## Task directions
Wherever the word "Blocos" appears in a line of the records, copy that line.

## Input material
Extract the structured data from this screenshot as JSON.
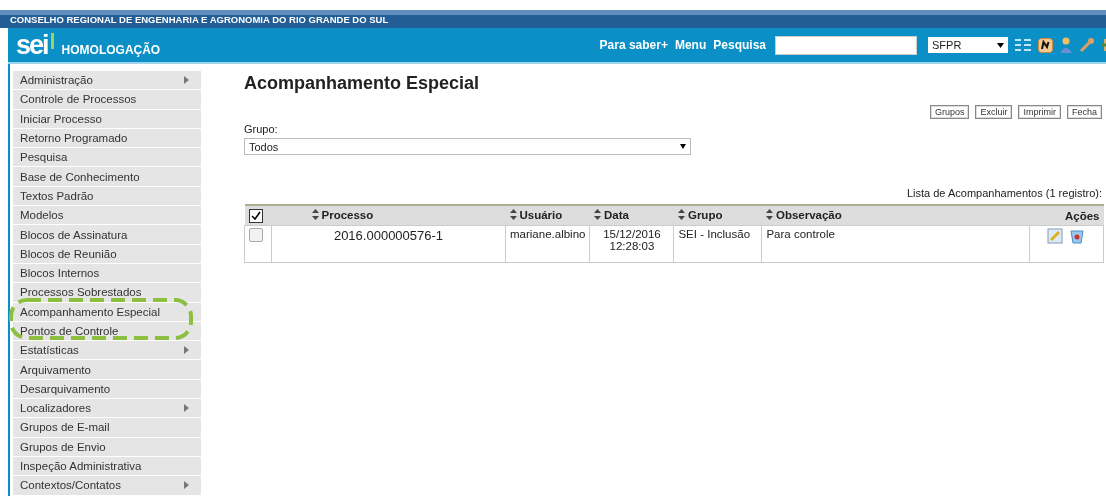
{
  "org_title": "CONSELHO REGIONAL DE ENGENHARIA E AGRONOMIA DO RIO GRANDE DO SUL",
  "logo": {
    "text": "sei",
    "environment": "HOMOLOGAÇÃO"
  },
  "top_links": [
    "Para saber+",
    "Menu",
    "Pesquisa"
  ],
  "unit_select": {
    "value": "SFPR"
  },
  "sidebar": {
    "items": [
      {
        "label": "Administração",
        "has_submenu": true
      },
      {
        "label": "Controle de Processos",
        "has_submenu": false
      },
      {
        "label": "Iniciar Processo",
        "has_submenu": false
      },
      {
        "label": "Retorno Programado",
        "has_submenu": false
      },
      {
        "label": "Pesquisa",
        "has_submenu": false
      },
      {
        "label": "Base de Conhecimento",
        "has_submenu": false
      },
      {
        "label": "Textos Padrão",
        "has_submenu": false
      },
      {
        "label": "Modelos",
        "has_submenu": false
      },
      {
        "label": "Blocos de Assinatura",
        "has_submenu": false
      },
      {
        "label": "Blocos de Reunião",
        "has_submenu": false
      },
      {
        "label": "Blocos Internos",
        "has_submenu": false
      },
      {
        "label": "Processos Sobrestados",
        "has_submenu": false
      },
      {
        "label": "Acompanhamento Especial",
        "has_submenu": false
      },
      {
        "label": "Pontos de Controle",
        "has_submenu": false
      },
      {
        "label": "Estatísticas",
        "has_submenu": true
      },
      {
        "label": "Arquivamento",
        "has_submenu": false
      },
      {
        "label": "Desarquivamento",
        "has_submenu": false
      },
      {
        "label": "Localizadores",
        "has_submenu": true
      },
      {
        "label": "Grupos de E-mail",
        "has_submenu": false
      },
      {
        "label": "Grupos de Envio",
        "has_submenu": false
      },
      {
        "label": "Inspeção Administrativa",
        "has_submenu": false
      },
      {
        "label": "Contextos/Contatos",
        "has_submenu": true
      }
    ]
  },
  "page_title": "Acompanhamento Especial",
  "buttons": [
    "Grupos",
    "Excluir",
    "Imprimir",
    "Fecha"
  ],
  "group_filter": {
    "label": "Grupo:",
    "value": "Todos"
  },
  "table": {
    "caption": "Lista de Acompanhamentos (1 registro):",
    "header_checked": true,
    "columns": [
      "Processo",
      "Usuário",
      "Data",
      "Grupo",
      "Observação",
      "Ações"
    ],
    "rows": [
      {
        "checked": false,
        "cells": [
          "2016.000000576-1",
          "mariane.albino",
          "15/12/2016 12:28:03",
          "SEI - Inclusão",
          "Para controle"
        ]
      }
    ]
  }
}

## Expected output
        "label": "Blocos de Assinatura",
        "label": "Blocos de Reunião",
        "label": "Blocos Internos",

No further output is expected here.